(Fort of San Sabá)
In 1732 the governor of Spanish Texas named the nearby river "San Sabá," perhaps after St. Sabbás, a sixth-century monk. In 1757, soldiers built the Presidio San Luis de las Amarillas out of wood. By 1764, stone replaced wood and the site was unofficially called Presidio de San Sabá by the new commander. It measured approximately 348 feet by 324 feet, with towers on northwest and southeast corners. Our knowledge about the presidio comes from archaeological excavations, historical documents, and maps prepared by Spanish military officials in 1767.
Lining the inside of the presidio were some fifty rooms. These included soldiers' quarters, storerooms, blacksmith shops, kitchens and armories. A corral for cattle was built along the west wall; another corral to the south was used for horses.
Few Original Stones Remain
After the presidio was abandoned, it quickly fell into ruin. By 1905 much of the stone used by the Spaniards over a hundred years earlier had been hauled off to build houses, fences, and various structures around Menard, including the stone wall around the town's cemetery and the original town courthouse. In 1937 the Texas Centennial Commission rebuilt part of the northwest portion of the presidio, but it too deteriorated. In 2011, the ruins of the Presidio de San Sabá were
partially reconstructed with stone found on the site. This reconstruction effort was built on historic footings and wall sections located through many years of archaeological investigations and historical research. The reconstructed ruins of the entire perimeter walls of the 1764 presidio are what you see today.
The large carved stones to either side of the arch entry are believed to still be in their original location. Over the last two hundred plus years, many visitors left their names scratched in the gate. Notice the letters "BOUIE". It is known the Jim Bowie and his men were in the area in 1831 searching for treasure, and he or one of his men may have scratched his name in this stone. Spanish documents have changed the spelling to correspond with their alphabet. Jim Bowie was killed at the Alamo in San Antonio in 1836.
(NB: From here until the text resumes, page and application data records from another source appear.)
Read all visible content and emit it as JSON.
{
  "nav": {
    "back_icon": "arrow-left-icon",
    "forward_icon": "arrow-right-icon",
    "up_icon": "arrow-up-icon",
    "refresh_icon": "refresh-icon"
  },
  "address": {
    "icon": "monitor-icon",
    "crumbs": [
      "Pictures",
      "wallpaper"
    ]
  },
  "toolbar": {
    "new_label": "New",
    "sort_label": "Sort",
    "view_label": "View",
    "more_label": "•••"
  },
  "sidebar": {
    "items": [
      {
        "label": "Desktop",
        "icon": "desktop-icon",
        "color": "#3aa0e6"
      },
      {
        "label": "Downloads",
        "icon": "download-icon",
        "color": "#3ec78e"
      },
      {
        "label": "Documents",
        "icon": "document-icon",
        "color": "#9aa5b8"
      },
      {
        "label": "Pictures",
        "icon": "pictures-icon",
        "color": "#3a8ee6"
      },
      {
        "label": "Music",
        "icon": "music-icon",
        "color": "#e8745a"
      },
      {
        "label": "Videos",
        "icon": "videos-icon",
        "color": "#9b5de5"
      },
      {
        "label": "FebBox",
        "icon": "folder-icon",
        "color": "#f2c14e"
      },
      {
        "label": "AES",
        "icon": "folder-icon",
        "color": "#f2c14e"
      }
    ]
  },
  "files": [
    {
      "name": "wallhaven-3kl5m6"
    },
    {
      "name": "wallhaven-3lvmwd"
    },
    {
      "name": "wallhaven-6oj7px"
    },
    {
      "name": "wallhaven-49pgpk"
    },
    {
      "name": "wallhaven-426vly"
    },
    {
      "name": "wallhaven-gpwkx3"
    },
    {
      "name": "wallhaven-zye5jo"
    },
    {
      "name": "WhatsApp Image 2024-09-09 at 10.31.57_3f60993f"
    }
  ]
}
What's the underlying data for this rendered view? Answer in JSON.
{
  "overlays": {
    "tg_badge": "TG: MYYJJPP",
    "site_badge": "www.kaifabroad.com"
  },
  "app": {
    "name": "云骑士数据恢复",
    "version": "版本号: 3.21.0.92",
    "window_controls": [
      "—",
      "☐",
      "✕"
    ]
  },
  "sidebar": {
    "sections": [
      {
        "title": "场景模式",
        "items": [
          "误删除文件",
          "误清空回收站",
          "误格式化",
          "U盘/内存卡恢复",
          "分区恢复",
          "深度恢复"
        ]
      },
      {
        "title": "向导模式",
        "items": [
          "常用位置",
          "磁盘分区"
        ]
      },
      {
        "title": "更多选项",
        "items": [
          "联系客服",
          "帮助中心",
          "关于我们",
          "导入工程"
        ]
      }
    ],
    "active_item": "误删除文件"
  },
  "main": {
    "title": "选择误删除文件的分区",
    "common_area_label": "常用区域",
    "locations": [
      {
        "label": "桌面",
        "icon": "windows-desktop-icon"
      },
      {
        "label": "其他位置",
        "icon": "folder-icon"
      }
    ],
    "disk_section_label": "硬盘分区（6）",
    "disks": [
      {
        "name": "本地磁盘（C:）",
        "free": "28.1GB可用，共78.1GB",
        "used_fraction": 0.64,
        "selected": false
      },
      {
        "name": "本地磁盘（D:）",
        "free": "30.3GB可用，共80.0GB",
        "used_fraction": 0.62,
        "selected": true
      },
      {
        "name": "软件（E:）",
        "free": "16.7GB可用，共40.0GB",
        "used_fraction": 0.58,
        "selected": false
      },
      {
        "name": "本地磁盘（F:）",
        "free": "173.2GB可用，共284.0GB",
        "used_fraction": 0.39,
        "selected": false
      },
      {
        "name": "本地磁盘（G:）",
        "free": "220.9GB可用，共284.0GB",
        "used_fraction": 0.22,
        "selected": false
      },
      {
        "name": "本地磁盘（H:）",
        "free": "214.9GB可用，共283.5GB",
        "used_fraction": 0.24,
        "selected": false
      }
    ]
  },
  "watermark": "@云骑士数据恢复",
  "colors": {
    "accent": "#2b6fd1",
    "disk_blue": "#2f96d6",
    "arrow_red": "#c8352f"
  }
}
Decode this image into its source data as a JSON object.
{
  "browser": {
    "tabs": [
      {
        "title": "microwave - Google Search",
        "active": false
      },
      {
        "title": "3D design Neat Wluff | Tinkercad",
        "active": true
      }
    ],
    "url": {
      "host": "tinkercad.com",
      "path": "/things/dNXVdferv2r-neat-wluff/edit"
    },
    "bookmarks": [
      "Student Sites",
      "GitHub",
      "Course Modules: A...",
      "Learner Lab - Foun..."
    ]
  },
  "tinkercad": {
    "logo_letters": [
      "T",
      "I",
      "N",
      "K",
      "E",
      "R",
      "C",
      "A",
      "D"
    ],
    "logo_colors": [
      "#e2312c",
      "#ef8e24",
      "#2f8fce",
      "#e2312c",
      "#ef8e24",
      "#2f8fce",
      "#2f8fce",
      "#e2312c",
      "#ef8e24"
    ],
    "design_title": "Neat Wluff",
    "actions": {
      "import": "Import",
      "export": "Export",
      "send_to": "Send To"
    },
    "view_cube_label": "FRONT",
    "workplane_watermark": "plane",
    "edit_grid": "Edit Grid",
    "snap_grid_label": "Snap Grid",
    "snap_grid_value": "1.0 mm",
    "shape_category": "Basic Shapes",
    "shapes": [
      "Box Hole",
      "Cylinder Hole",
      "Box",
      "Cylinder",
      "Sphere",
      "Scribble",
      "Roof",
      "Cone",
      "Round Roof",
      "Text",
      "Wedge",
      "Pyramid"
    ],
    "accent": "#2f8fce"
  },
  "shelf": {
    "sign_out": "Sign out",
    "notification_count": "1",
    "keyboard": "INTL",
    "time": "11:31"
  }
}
"I rode south-west five miles to river San Saba...Here are the crumbling ruins of a mighty edifice of carved stone; and the remains of a net-work of irrigation ditches, extending miles along the river, tell of a former population, enlightened, prosperous, and multitudinous. This was a colony of farmers, miners and evangelists, established by the devoted Franciscan Fathers..."
From The Coming Empire by Colonel Nathaniel Alston Taylor, 1877
(Upper Left Graphic Caption)
of San Sabá river area map showing the presidio. Drawing by Joseph de Urrutia. Image courtesy of Barker Texas History Center, University of Texas, Austin.
(Middle Left Graphic Caption)
Artists' conception of the presidio as it looked circa 1767. Drawing by James Ivey from La Tierra, 1981 8(4). Courtesy of the Southern Texas Archaeological Association.
(Lower Left Graphic Caption)
Map of the presidio drawn by Joseph de Urrutia in 1767. Redrawn and translated from Moorhead 1975.
(Lower Right Image Caption)
Original Presidio Stone. An archaeology student traces the name "Bouie," carved in one of the original presidio stones. Photograph by Grant D. Hall.